Top of THE DATA

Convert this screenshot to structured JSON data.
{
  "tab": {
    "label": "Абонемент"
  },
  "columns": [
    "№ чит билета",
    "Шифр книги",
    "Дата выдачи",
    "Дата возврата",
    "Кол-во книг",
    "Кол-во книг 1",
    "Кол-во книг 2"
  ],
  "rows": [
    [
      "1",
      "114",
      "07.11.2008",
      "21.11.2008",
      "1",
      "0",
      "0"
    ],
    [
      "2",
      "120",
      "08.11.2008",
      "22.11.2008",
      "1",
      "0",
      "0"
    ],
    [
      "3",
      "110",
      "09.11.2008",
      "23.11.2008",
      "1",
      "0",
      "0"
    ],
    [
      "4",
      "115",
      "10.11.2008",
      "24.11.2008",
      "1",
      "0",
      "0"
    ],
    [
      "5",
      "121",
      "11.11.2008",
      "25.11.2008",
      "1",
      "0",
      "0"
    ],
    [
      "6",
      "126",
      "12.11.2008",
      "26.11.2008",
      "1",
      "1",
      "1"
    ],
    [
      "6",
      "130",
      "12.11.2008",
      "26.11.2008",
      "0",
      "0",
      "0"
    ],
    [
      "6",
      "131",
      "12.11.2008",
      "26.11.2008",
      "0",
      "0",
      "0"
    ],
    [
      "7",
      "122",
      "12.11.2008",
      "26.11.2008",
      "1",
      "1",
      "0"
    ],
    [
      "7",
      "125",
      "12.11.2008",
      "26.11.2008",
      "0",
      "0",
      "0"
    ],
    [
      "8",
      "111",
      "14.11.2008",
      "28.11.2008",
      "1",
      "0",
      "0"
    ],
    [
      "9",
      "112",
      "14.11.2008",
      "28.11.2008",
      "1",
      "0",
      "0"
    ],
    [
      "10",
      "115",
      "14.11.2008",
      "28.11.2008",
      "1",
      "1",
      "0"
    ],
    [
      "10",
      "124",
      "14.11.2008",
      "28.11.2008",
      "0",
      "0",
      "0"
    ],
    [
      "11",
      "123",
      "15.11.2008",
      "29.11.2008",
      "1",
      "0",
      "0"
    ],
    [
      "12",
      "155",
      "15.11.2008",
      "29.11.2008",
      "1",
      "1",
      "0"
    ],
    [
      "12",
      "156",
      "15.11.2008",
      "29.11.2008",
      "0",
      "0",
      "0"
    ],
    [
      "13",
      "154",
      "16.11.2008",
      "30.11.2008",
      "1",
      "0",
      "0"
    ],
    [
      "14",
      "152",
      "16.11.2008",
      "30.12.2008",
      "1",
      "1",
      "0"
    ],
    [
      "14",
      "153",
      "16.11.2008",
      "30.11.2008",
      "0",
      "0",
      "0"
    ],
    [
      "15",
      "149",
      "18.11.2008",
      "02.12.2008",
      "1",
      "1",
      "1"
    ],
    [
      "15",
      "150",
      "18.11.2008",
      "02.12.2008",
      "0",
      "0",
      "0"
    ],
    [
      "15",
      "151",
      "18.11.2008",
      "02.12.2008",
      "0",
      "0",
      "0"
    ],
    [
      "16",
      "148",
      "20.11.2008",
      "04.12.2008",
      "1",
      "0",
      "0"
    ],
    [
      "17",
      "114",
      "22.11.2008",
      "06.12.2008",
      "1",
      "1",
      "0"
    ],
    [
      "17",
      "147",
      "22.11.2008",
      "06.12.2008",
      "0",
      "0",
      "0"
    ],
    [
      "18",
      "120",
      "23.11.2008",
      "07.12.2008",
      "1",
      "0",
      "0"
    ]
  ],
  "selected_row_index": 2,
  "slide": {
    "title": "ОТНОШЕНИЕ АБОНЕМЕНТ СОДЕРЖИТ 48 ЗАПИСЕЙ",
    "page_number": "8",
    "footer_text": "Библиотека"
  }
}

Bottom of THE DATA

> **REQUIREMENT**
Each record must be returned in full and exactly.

> **ANSWER BOX**
Convert this screenshot to structured JSON data.
{
  "tab": {
    "label": "Абонемент"
  },
  "columns": [
    "№ чит билета",
    "Шифр книги",
    "Дата выдачи",
    "Дата возврата",
    "Кол-во книг",
    "Кол-во книг 1",
    "Кол-во книг 2"
  ],
  "rows": [
    [
      "1",
      "114",
      "07.11.2008",
      "21.11.2008",
      "1",
      "0",
      "0"
    ],
    [
      "2",
      "120",
      "08.11.2008",
      "22.11.2008",
      "1",
      "0",
      "0"
    ],
    [
      "3",
      "110",
      "09.11.2008",
      "23.11.2008",
      "1",
      "0",
      "0"
    ],
    [
      "4",
      "115",
      "10.11.2008",
      "24.11.2008",
      "1",
      "0",
      "0"
    ],
    [
      "5",
      "121",
      "11.11.2008",
      "25.11.2008",
      "1",
      "0",
      "0"
    ],
    [
      "6",
      "126",
      "12.11.2008",
      "26.11.2008",
      "1",
      "1",
      "1"
    ],
    [
      "6",
      "130",
      "12.11.2008",
      "26.11.2008",
      "0",
      "0",
      "0"
    ],
    [
      "6",
      "131",
      "12.11.2008",
      "26.11.2008",
      "0",
      "0",
      "0"
    ],
    [
      "7",
      "122",
      "12.11.2008",
      "26.11.2008",
      "1",
      "1",
      "0"
    ],
    [
      "7",
      "125",
      "12.11.2008",
      "26.11.2008",
      "0",
      "0",
      "0"
    ],
    [
      "8",
      "111",
      "14.11.2008",
      "28.11.2008",
      "1",
      "0",
      "0"
    ],
    [
      "9",
      "112",
      "14.11.2008",
      "28.11.2008",
      "1",
      "0",
      "0"
    ],
    [
      "10",
      "115",
      "14.11.2008",
      "28.11.2008",
      "1",
      "1",
      "0"
    ],
    [
      "10",
      "124",
      "14.11.2008",
      "28.11.2008",
      "0",
      "0",
      "0"
    ],
    [
      "11",
      "123",
      "15.11.2008",
      "29.11.2008",
      "1",
      "0",
      "0"
    ],
    [
      "12",
      "155",
      "15.11.2008",
      "29.11.2008",
      "1",
      "1",
      "0"
    ],
    [
      "12",
      "156",
      "15.11.2008",
      "29.11.2008",
      "0",
      "0",
      "0"
    ],
    [
      "13",
      "154",
      "16.11.2008",
      "30.11.2008",
      "1",
      "0",
      "0"
    ],
    [
      "14",
      "152",
      "16.11.2008",
      "30.12.2008",
      "1",
      "1",
      "0"
    ],
    [
      "14",
      "153",
      "16.11.2008",
      "30.11.2008",
      "0",
      "0",
      "0"
    ],
    [
      "15",
      "149",
      "18.11.2008",
      "02.12.2008",
      "1",
      "1",
      "1"
    ],
    [
      "15",
      "150",
      "18.11.2008",
      "02.12.2008",
      "0",
      "0",
      "0"
    ],
    [
      "15",
      "151",
      "18.11.2008",
      "02.12.2008",
      "0",
      "0",
      "0"
    ],
    [
      "16",
      "148",
      "20.11.2008",
      "04.12.2008",
      "1",
      "0",
      "0"
    ],
    [
      "17",
      "114",
      "22.11.2008",
      "06.12.2008",
      "1",
      "1",
      "0"
    ],
    [
      "17",
      "147",
      "22.11.2008",
      "06.12.2008",
      "0",
      "0",
      "0"
    ],
    [
      "18",
      "120",
      "23.11.2008",
      "07.12.2008",
      "1",
      "0",
      "0"
    ]
  ],
  "selected_row_index": 2,
  "slide": {
    "title": "ОТНОШЕНИЕ АБОНЕМЕНТ СОДЕРЖИТ 48 ЗАПИСЕЙ",
    "page_number": "8",
    "footer_text": "Библиотека"
  }
}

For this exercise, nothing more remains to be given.